■ What to produce:
Find all lines in the listing that include the word "this", then copy them.

···

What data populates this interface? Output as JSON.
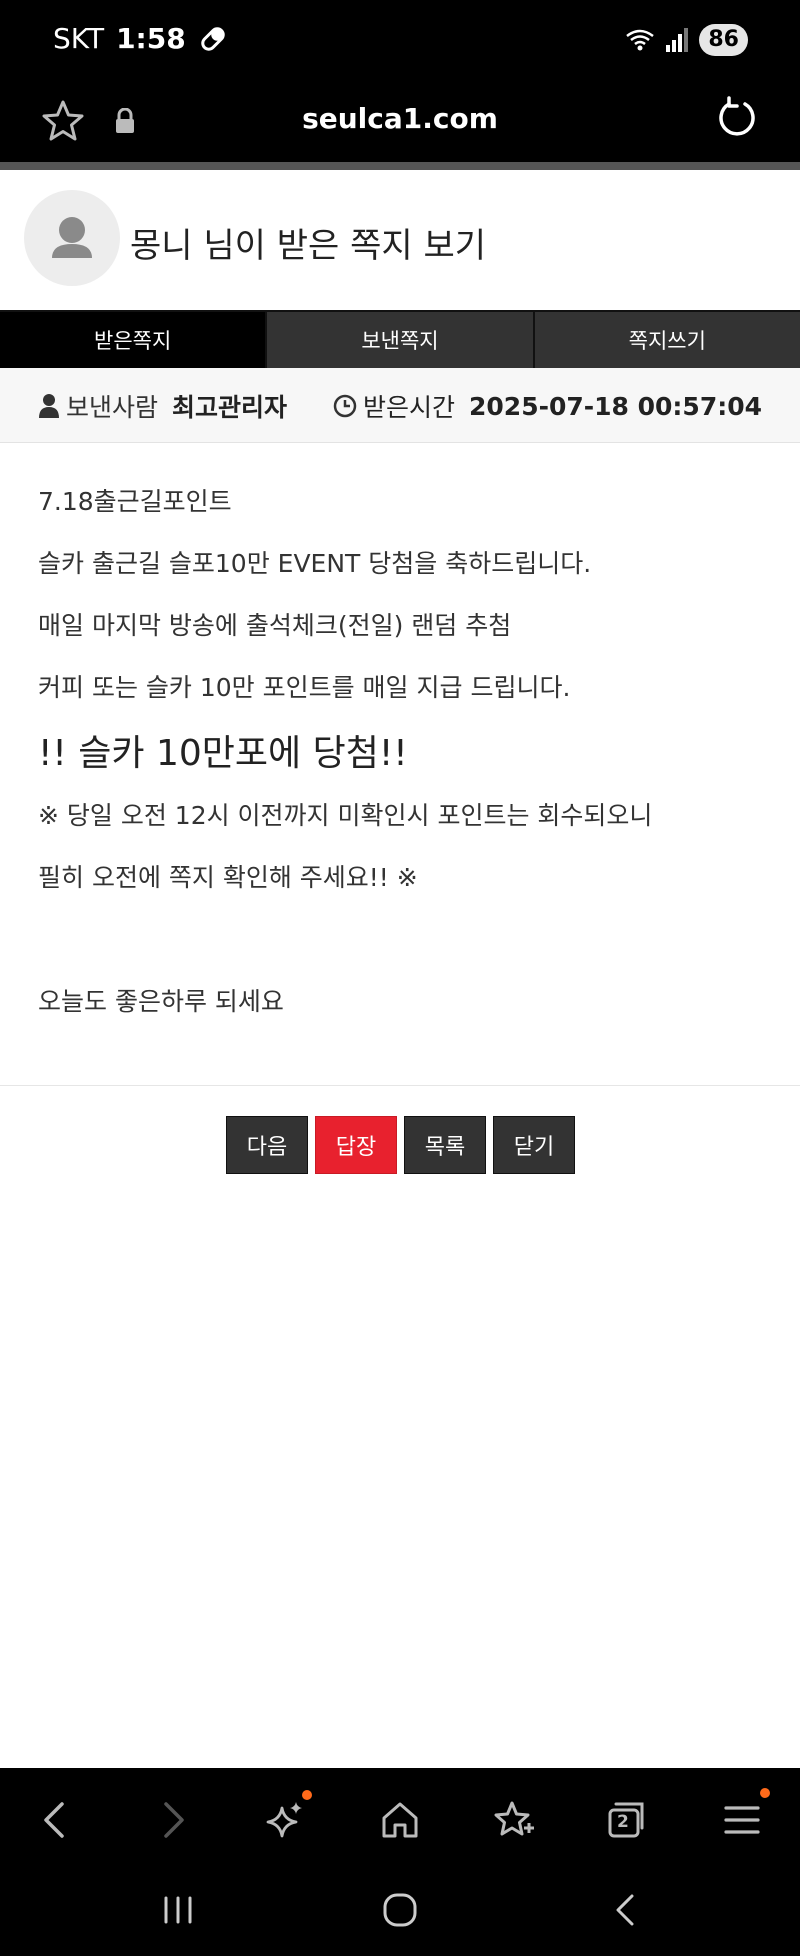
{
  "status_bar": {
    "carrier": "SKT",
    "time": "1:58",
    "battery": "86"
  },
  "browser": {
    "url": "seulca1.com"
  },
  "page": {
    "title": "몽니 님이 받은 쪽지 보기"
  },
  "tabs": [
    {
      "label": "받은쪽지",
      "active": true
    },
    {
      "label": "보낸쪽지",
      "active": false
    },
    {
      "label": "쪽지쓰기",
      "active": false
    }
  ],
  "info": {
    "sender_label": "보낸사람",
    "sender_value": "최고관리자",
    "received_label": "받은시간",
    "received_value": "2025-07-18 00:57:04"
  },
  "message": {
    "lines": [
      "7.18출근길포인트",
      "슬카 출근길 슬포10만 EVENT 당첨을 축하드립니다.",
      "매일 마지막 방송에 출석체크(전일) 랜덤 추첨",
      "커피 또는 슬카 10만 포인트를 매일 지급 드립니다.",
      "!! 슬카 10만포에 당첨!!",
      "※ 당일 오전 12시 이전까지 미확인시 포인트는 회수되오니",
      "필히 오전에 쪽지 확인해 주세요!! ※",
      "",
      "오늘도 좋은하루 되세요"
    ]
  },
  "actions": {
    "next": "다음",
    "reply": "답장",
    "list": "목록",
    "close": "닫기"
  },
  "tabs_count": "2",
  "colors": {
    "accent": "#e8212e",
    "notification_dot": "#ff6a1a"
  }
}
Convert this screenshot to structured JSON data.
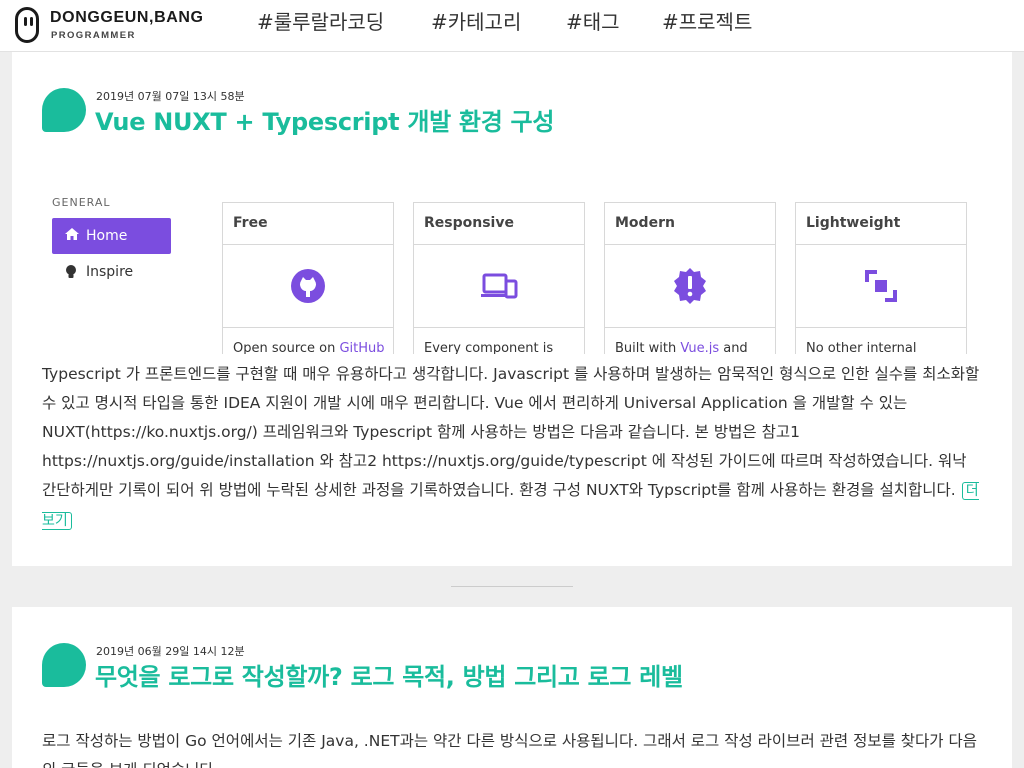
{
  "brand": {
    "name": "DONGGEUN,BANG",
    "subtitle": "PROGRAMMER"
  },
  "nav": [
    {
      "label": "#룰루랄라코딩"
    },
    {
      "label": "#카테고리"
    },
    {
      "label": "#태그"
    },
    {
      "label": "#프로젝트"
    }
  ],
  "posts": [
    {
      "date": "2019년 07월 07일 13시 58분",
      "title": "Vue NUXT + Typescript 개발 환경 구성",
      "preview": {
        "section_label": "GENERAL",
        "menu": [
          {
            "label": "Home",
            "icon": "home-icon"
          },
          {
            "label": "Inspire",
            "icon": "lightbulb-icon"
          }
        ],
        "cards": [
          {
            "title": "Free",
            "icon": "github-icon",
            "text": "Open source on ",
            "link": "GitHub",
            "text_after": ""
          },
          {
            "title": "Responsive",
            "icon": "devices-icon",
            "text": "Every component is",
            "link": "",
            "text_after": ""
          },
          {
            "title": "Modern",
            "icon": "alert-badge-icon",
            "text": "Built with ",
            "link": "Vue.js",
            "text_after": " and"
          },
          {
            "title": "Lightweight",
            "icon": "compress-icon",
            "text": "No other internal",
            "link": "",
            "text_after": ""
          }
        ],
        "accent_color": "#7b4ddf"
      },
      "excerpt": "Typescript 가 프론트엔드를 구현할 때 매우 유용하다고 생각합니다. Javascript 를 사용하며 발생하는 암묵적인 형식으로 인한 실수를 최소화할 수 있고 명시적 타입을 통한 IDEA 지원이 개발 시에 매우 편리합니다. Vue 에서 편리하게 Universal Application 을 개발할 수 있는 NUXT(https://ko.nuxtjs.org/) 프레임워크와 Typescript 함께 사용하는 방법은 다음과 같습니다. 본 방법은 참고1 https://nuxtjs.org/guide/installation 와 참고2 https://nuxtjs.org/guide/typescript 에 작성된 가이드에 따르며 작성하였습니다. 워낙 간단하게만 기록이 되어 위 방법에 누락된 상세한 과정을 기록하였습니다. 환경 구성 NUXT와 Typscript를 함께 사용하는 환경을 설치합니다.",
      "more_label": "더보기"
    },
    {
      "date": "2019년 06월 29일 14시 12분",
      "title": "무엇을 로그로 작성할까? 로그 목적, 방법 그리고 로그 레벨",
      "excerpt": "로그 작성하는 방법이 Go 언어에서는 기존 Java, .NET과는 약간 다른 방식으로 사용됩니다. 그래서 로그 작성 라이브러 관련 정보를 찾다가 다음의 글들을 보게 되었습니다."
    }
  ],
  "colors": {
    "accent": "#1abc9c",
    "background": "#eeeeee"
  }
}
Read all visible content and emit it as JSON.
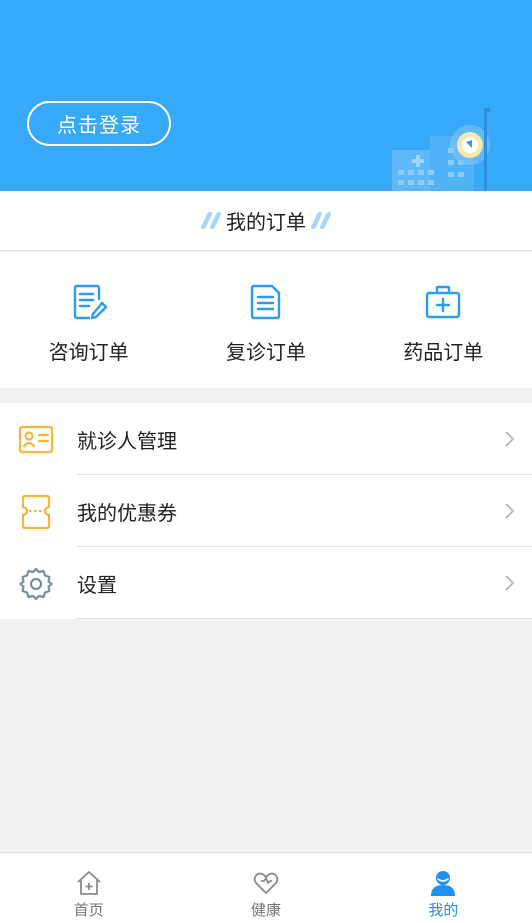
{
  "header": {
    "login_label": "点击登录",
    "bg_color": "#36a9fb"
  },
  "orders": {
    "title": "我的订单",
    "items": [
      {
        "label": "咨询订单",
        "icon": "edit-document-icon"
      },
      {
        "label": "复诊订单",
        "icon": "document-icon"
      },
      {
        "label": "药品订单",
        "icon": "medical-kit-icon"
      }
    ]
  },
  "menu": {
    "items": [
      {
        "label": "就诊人管理",
        "icon": "id-card-icon"
      },
      {
        "label": "我的优惠券",
        "icon": "coupon-icon"
      },
      {
        "label": "设置",
        "icon": "gear-icon"
      }
    ]
  },
  "tabbar": {
    "tabs": [
      {
        "label": "首页",
        "icon": "home-icon",
        "active": false
      },
      {
        "label": "健康",
        "icon": "heart-icon",
        "active": false
      },
      {
        "label": "我的",
        "icon": "user-icon",
        "active": true
      }
    ],
    "active_color": "#1e90f0"
  }
}
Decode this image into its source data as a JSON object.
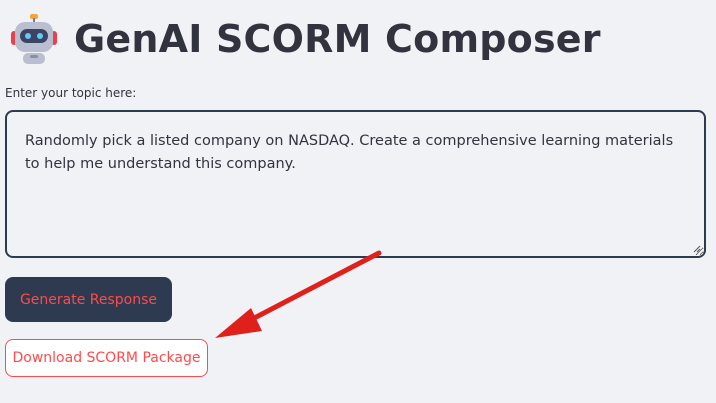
{
  "app": {
    "title": "GenAI SCORM Composer",
    "logo_icon": "robot-icon"
  },
  "form": {
    "topic_label": "Enter your topic here:",
    "topic_value": "Randomly pick a listed company on NASDAQ. Create a comprehensive learning materials to help me understand this company."
  },
  "buttons": {
    "generate_label": "Generate Response",
    "download_label": "Download SCORM Package"
  },
  "annotation": {
    "arrow_icon": "red-arrow-icon",
    "arrow_color": "#e0201b"
  },
  "colors": {
    "accent": "#ff4b4b",
    "dark_button": "#2d3a4f",
    "background": "#f0f2f6",
    "text": "#31333f"
  }
}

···

■ Exercise result:
What data populates this interface? Output as JSON.
Convert this screenshot to structured JSON data.
Decode this image into its source data as a JSON object.
    "topic_value": "Randomly pick a listed company on NASDAQ. Create a comprehensive learning materials to help me understand this company."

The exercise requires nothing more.